Why the trade show is the perfect venue
So much marketing today is done digitally - via email blasts, social following or online attention. The effort and resources now lavished on social marketing have to come from somewhere. For many companies, it means diverting spending away from more traditional forms of marketing - including the trade show. While expanding horizons is often a good thing, too much of a focus on social can compromise an organization's effort to resonate meaningfully with customers. If its trade show presence is perfunctory - or worse, if it doesn't go at all - it loses the opportunity to interact person-to-person with potential in brand advocates.
In a world where a deluge of social media can obscure possible connections with noise, the trade show actually becomes more important as an alternative mode of engagement. Done right, a trade show presence can appeal to interested customers on a meaningful level. This is a much more effective means of establishing brand advocates who will continue to support the organization, explained Business 2 Community contributor Michael Cohn. An attendee will remember a meaningful conversation, an opinion he or she offered that the exhibitor took seriously or an exciting, interactive activity.
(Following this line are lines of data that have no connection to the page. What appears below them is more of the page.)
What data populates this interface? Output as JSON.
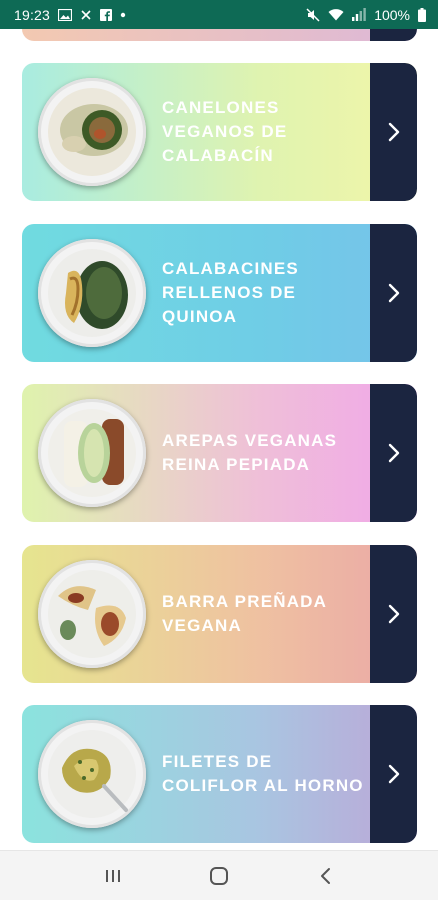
{
  "status_bar": {
    "time": "19:23",
    "battery_text": "100%",
    "left_icons": [
      "gallery-icon",
      "missed-call-icon",
      "facebook-icon",
      "dot-icon"
    ],
    "right_icons": [
      "mute-icon",
      "wifi-icon",
      "signal-icon",
      "battery-icon"
    ]
  },
  "recipes": [
    {
      "title": "",
      "partial": true
    },
    {
      "title": "CANELONES VEGANOS DE CALABACÍN"
    },
    {
      "title": "CALABACINES RELLENOS DE QUINOA"
    },
    {
      "title": "AREPAS VEGANAS REINA PEPIADA"
    },
    {
      "title": "BARRA PREÑADA VEGANA"
    },
    {
      "title": "FILETES DE COLIFLOR AL HORNO"
    }
  ],
  "colors": {
    "status_bar": "#0e6a55",
    "arrow_panel": "#1b2540",
    "nav_bar": "#f4f4f4"
  },
  "nav": [
    "recents-icon",
    "home-icon",
    "back-icon"
  ]
}
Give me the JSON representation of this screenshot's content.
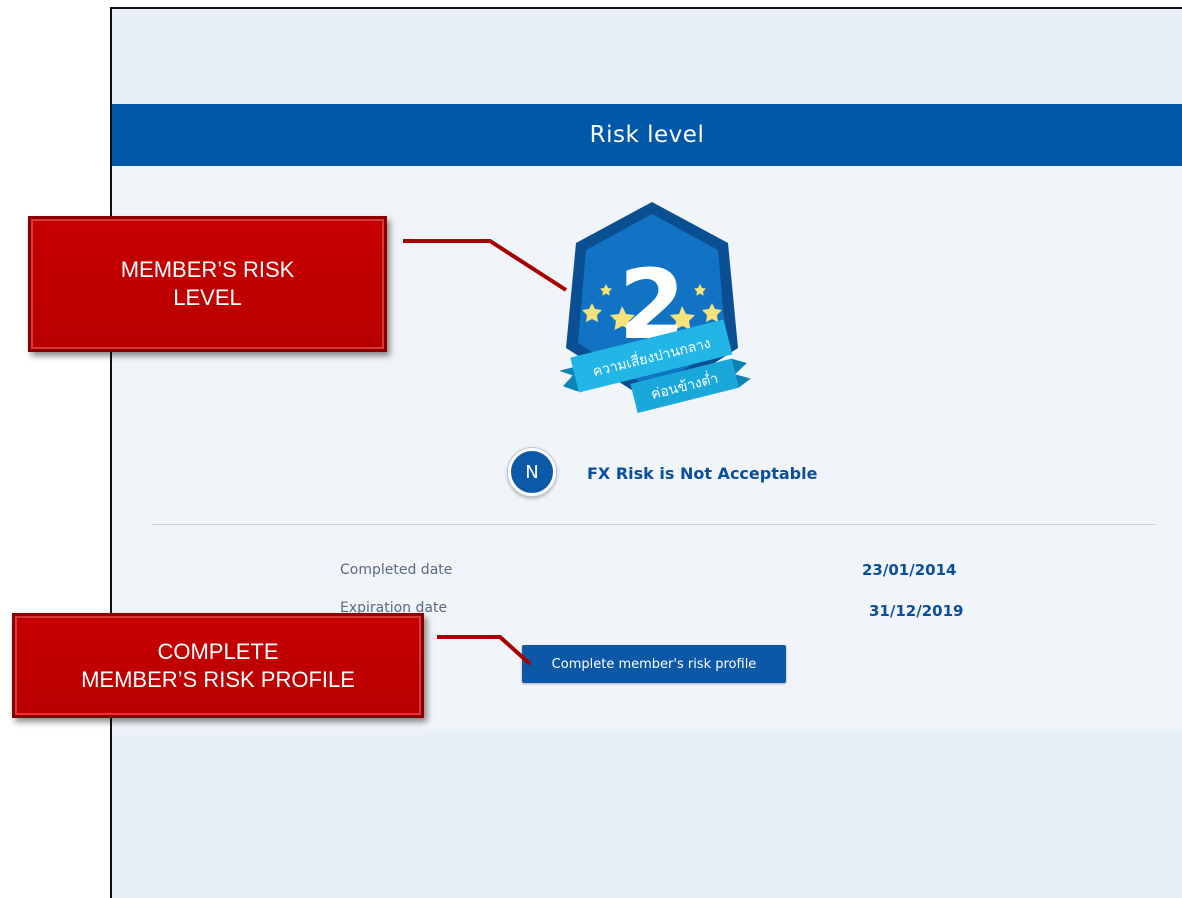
{
  "header": {
    "title": "Risk level"
  },
  "badge": {
    "level": "2",
    "ribbon_line1": "ความเสี่ยงปานกลาง",
    "ribbon_line2": "ค่อนข้างต่ำ"
  },
  "fx": {
    "icon_letter": "N",
    "status": "FX Risk is Not Acceptable"
  },
  "details": {
    "completed_label": "Completed date",
    "completed_value": "23/01/2014",
    "expiration_label": "Expiration date",
    "expiration_value": "31/12/2019"
  },
  "actions": {
    "complete_profile_label": "Complete member's risk profile"
  },
  "callouts": {
    "risk_level_line1": "MEMBER’S RISK",
    "risk_level_line2": "LEVEL",
    "complete_profile_line1": "COMPLETE",
    "complete_profile_line2": "MEMBER’S RISK PROFILE"
  },
  "colors": {
    "header_blue": "#0057a8",
    "callout_red": "#c00000",
    "badge_blue": "#0b6fc0",
    "ribbon_cyan": "#1fb1e3"
  }
}
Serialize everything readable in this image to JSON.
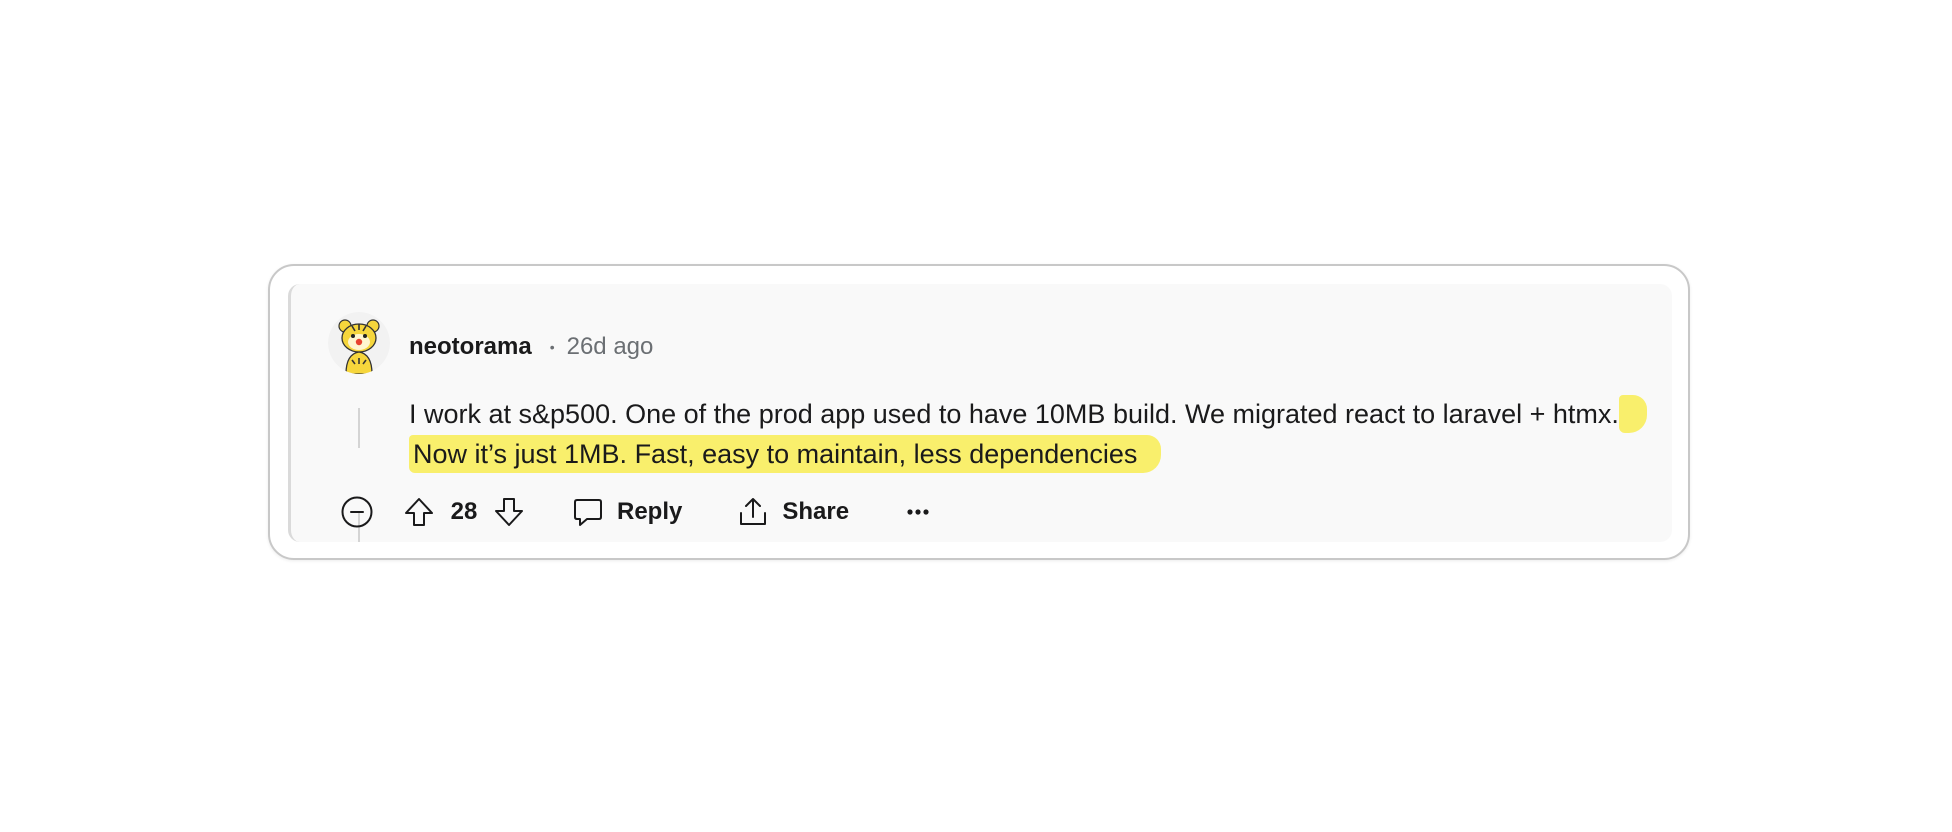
{
  "comment": {
    "username": "neotorama",
    "separator": "•",
    "timestamp": "26d ago",
    "body_plain": "I work at s&p500. One of the prod app used to have 10MB build. We migrated react to laravel + htmx.",
    "body_highlighted": " Now it’s just 1MB. Fast, easy to maintain, less dependencies",
    "highlight_color": "#f9ef6c"
  },
  "actions": {
    "score": "28",
    "reply_label": "Reply",
    "share_label": "Share"
  },
  "icons": {
    "collapse": "collapse-minus-icon",
    "upvote": "upvote-arrow-icon",
    "downvote": "downvote-arrow-icon",
    "reply": "speech-bubble-icon",
    "share": "share-upload-icon",
    "more": "ellipsis-icon",
    "avatar": "tiger-snoo-avatar"
  }
}
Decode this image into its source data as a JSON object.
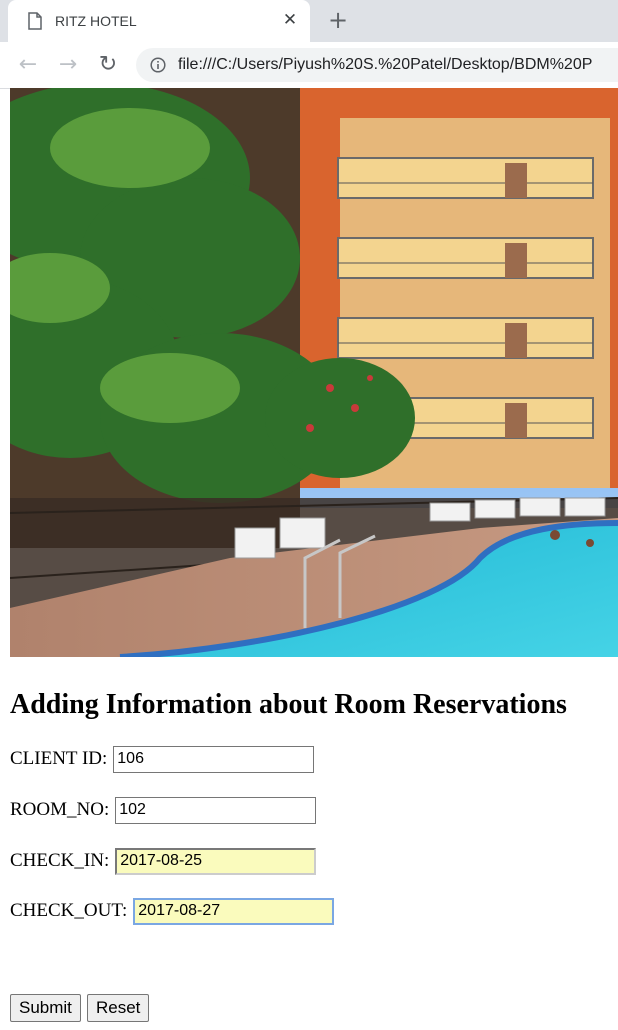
{
  "browser": {
    "tab_title": "RITZ HOTEL",
    "url": "file:///C:/Users/Piyush%20S.%20Patel/Desktop/BDM%20P",
    "close_glyph": "✕",
    "new_tab_glyph": "+",
    "back_glyph": "←",
    "forward_glyph": "→",
    "reload_glyph": "↻"
  },
  "page": {
    "heading": "Adding Information about Room Reservations",
    "fields": [
      {
        "label": "CLIENT ID:",
        "value": "106"
      },
      {
        "label": "ROOM_NO:",
        "value": "102"
      },
      {
        "label": "CHECK_IN:",
        "value": "2017-08-25"
      },
      {
        "label": "CHECK_OUT:",
        "value": "2017-08-27"
      }
    ],
    "submit_label": "Submit",
    "reset_label": "Reset"
  },
  "colors": {
    "autofill_bg": "#fafbbd",
    "focus_border": "#7aa7e3",
    "pool_water": "#26c3d9",
    "building_orange": "#d9642e"
  }
}
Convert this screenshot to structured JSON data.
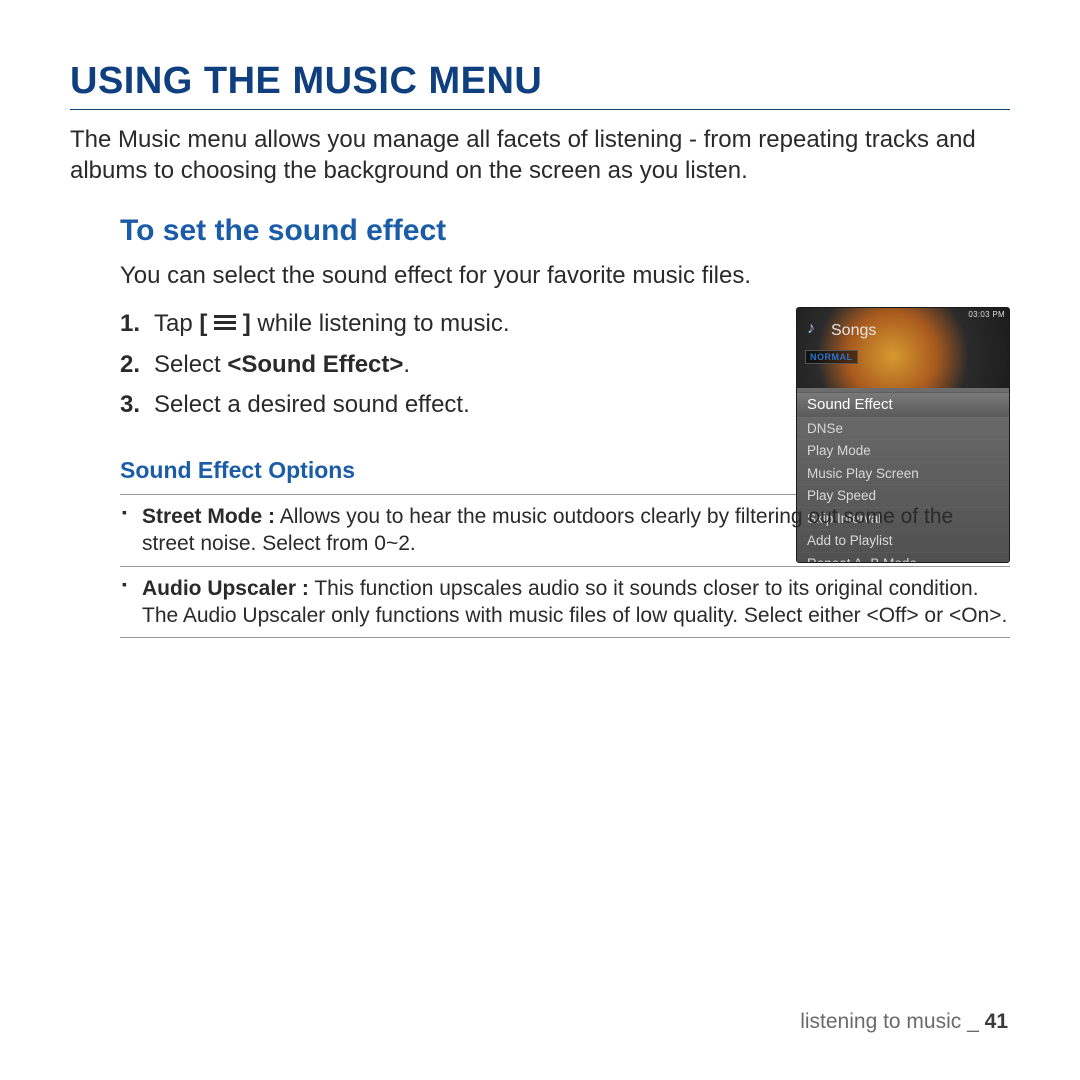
{
  "title": "USING THE MUSIC MENU",
  "intro": "The Music menu allows you manage all facets of listening - from repeating tracks and albums to choosing the background on the screen as you listen.",
  "section": {
    "heading": "To set the sound effect",
    "lead": "You can select the sound effect for your favorite music files.",
    "steps": {
      "s1a": "Tap ",
      "s1b": "[ ",
      "s1c": " ]",
      "s1d": " while listening to music.",
      "s2a": "Select ",
      "s2b": "<Sound Effect>",
      "s2c": ".",
      "s3": "Select a desired sound effect."
    }
  },
  "device": {
    "status": "03:03 PM",
    "songs_label": "Songs",
    "badge": "NORMAL",
    "menu": [
      "Sound Effect",
      "DNSe",
      "Play Mode",
      "Music Play Screen",
      "Play Speed",
      "Skip Interval",
      "Add to Playlist",
      "Repeat A~B Mode"
    ]
  },
  "options": {
    "heading": "Sound Effect Options",
    "items": [
      {
        "name": "Street Mode :",
        "desc": " Allows you to hear the music outdoors clearly by filtering out some of the street noise. Select from 0~2."
      },
      {
        "name": "Audio Upscaler :",
        "desc": " This function upscales audio so it sounds closer to its original condition. The Audio Upscaler only functions with music files of low quality. Select either <Off> or <On>."
      }
    ]
  },
  "footer": {
    "section": "listening to music",
    "sep": " _ ",
    "page": "41"
  }
}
The attendee recognizes the tangible value of the face-to-face interaction and remembers it in digital channels later on.
How to create brand advocates from nothing
Unless companies are headed by celebrities, virtually no new organizations have a sizeable base of built-in brand advocates. They have to be earned. Viewing the trade show as an opportunity to make connections is one thing, but actually doing it is something else entirely. Social Annex contributor Alinn Louv wrote that the approach should be open and democratic, but focused on relationship-building. Brand loyalists want to express themselves, so it makes sense to give them targeted opportunities to do it. That doesn't mean relentless email letters or providing too much information - it means offering a forum for discussion or allowing them to exercise their vote.
At a trade show, an organization could engage potential advocates with a voting game, an interactive activity or options for cool take-home items. This gives customers a real, in-person experience that they take with them when they discuss the brand in the future. Companies should follow up after the event to keep building these relationships and eventually win these advocates over.